> **WHAT THIS TASK INVOLVES**: Gather every line in the records below that contains the word "arrow".

> **TASK INPUT**:

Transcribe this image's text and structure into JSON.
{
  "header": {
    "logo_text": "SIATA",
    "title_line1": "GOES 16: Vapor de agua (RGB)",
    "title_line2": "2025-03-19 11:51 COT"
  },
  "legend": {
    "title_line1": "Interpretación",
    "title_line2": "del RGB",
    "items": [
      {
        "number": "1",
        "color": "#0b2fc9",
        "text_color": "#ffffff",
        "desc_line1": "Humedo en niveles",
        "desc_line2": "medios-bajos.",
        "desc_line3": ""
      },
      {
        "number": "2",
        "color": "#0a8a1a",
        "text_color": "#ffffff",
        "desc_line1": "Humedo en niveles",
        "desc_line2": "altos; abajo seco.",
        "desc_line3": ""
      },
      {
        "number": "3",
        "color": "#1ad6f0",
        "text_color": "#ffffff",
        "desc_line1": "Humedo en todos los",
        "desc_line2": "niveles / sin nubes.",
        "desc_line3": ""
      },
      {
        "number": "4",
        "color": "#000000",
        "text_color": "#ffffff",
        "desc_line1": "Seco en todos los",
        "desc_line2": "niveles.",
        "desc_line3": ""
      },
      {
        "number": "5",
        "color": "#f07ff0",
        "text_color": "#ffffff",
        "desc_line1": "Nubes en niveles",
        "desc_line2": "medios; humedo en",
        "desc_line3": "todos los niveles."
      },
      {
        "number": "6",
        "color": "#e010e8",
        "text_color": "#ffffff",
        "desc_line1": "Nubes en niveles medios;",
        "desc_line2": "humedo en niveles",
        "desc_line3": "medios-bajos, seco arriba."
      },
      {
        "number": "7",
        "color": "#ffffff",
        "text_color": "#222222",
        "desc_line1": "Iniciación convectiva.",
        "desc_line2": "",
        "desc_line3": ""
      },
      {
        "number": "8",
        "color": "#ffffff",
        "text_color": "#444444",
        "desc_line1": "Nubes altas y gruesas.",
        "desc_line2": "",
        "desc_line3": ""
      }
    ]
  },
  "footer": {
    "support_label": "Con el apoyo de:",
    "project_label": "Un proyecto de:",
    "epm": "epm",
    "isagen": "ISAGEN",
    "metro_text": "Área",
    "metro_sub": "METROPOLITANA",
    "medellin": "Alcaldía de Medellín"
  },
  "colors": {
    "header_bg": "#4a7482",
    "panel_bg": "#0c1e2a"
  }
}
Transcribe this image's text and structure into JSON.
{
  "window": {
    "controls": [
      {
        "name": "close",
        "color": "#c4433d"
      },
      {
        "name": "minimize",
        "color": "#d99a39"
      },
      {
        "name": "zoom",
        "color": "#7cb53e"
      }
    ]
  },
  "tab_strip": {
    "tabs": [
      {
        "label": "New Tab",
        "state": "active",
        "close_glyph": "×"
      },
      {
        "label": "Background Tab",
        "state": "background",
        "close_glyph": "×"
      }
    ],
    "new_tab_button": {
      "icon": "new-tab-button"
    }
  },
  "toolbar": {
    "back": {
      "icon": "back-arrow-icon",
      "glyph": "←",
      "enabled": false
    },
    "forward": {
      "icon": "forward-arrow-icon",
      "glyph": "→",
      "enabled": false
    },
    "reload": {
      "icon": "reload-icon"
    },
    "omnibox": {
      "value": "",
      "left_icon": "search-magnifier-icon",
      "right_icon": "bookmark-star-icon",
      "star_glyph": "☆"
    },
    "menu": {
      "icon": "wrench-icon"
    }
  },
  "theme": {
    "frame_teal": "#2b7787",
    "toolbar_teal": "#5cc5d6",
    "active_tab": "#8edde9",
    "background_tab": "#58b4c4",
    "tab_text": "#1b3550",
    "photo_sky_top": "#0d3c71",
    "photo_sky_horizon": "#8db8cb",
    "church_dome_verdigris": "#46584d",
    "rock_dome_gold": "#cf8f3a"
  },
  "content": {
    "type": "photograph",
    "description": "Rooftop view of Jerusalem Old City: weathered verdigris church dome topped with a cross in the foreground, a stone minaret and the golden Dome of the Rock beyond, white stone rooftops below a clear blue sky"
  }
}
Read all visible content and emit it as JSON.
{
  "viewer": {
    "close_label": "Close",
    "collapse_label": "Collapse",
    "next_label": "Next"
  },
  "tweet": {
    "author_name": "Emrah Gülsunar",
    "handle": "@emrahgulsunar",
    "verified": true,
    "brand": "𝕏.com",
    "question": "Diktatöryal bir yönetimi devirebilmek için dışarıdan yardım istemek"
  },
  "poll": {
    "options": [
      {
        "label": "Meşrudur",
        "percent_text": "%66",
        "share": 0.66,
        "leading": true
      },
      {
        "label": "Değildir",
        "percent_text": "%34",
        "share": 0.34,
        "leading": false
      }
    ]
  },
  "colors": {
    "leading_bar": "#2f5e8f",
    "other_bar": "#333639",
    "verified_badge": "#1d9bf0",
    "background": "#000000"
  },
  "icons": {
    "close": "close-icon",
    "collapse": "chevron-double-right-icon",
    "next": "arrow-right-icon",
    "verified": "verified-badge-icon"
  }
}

> **SOLUTION FOR THIS TASK**:
      "icon": "back-arrow-icon",
      "icon": "forward-arrow-icon",
    "next": "arrow-right-icon",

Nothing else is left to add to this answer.